● Exercise requirements
Each record below is to be reproduced without any change.

····················

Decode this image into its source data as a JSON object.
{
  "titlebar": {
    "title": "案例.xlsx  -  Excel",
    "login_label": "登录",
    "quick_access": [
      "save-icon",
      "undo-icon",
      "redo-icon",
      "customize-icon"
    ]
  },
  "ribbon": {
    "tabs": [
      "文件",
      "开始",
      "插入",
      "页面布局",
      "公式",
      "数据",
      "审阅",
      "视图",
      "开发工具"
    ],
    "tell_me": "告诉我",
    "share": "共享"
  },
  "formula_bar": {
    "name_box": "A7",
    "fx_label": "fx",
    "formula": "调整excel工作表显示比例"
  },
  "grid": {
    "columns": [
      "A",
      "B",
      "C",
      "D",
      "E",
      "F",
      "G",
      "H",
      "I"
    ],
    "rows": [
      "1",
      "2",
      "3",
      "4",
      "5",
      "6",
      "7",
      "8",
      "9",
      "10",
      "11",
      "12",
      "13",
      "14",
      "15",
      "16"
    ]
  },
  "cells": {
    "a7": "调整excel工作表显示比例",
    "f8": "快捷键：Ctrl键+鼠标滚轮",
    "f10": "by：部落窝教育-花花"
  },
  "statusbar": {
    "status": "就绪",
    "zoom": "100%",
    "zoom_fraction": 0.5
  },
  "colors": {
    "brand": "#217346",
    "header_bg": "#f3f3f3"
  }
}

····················

● The answer
Decode this image into its source data as a JSON object.
{
  "titlebar": {
    "title": "案例.xlsx  -  Excel",
    "login_label": "登录",
    "quick_access": [
      "save-icon",
      "undo-icon",
      "redo-icon",
      "customize-icon"
    ]
  },
  "ribbon": {
    "tabs": [
      "文件",
      "开始",
      "插入",
      "页面布局",
      "公式",
      "数据",
      "审阅",
      "视图",
      "开发工具"
    ],
    "tell_me": "告诉我",
    "share": "共享"
  },
  "formula_bar": {
    "name_box": "A7",
    "fx_label": "fx",
    "formula": "调整excel工作表显示比例"
  },
  "grid": {
    "columns": [
      "A",
      "B",
      "C",
      "D",
      "E",
      "F",
      "G",
      "H",
      "I"
    ],
    "rows": [
      "1",
      "2",
      "3",
      "4",
      "5",
      "6",
      "7",
      "8",
      "9",
      "10",
      "11",
      "12",
      "13",
      "14",
      "15",
      "16"
    ]
  },
  "cells": {
    "a7": "调整excel工作表显示比例",
    "f8": "快捷键：Ctrl键+鼠标滚轮",
    "f10": "by：部落窝教育-花花"
  },
  "statusbar": {
    "status": "就绪",
    "zoom": "100%",
    "zoom_fraction": 0.5
  },
  "colors": {
    "brand": "#217346",
    "header_bg": "#f3f3f3"
  }
}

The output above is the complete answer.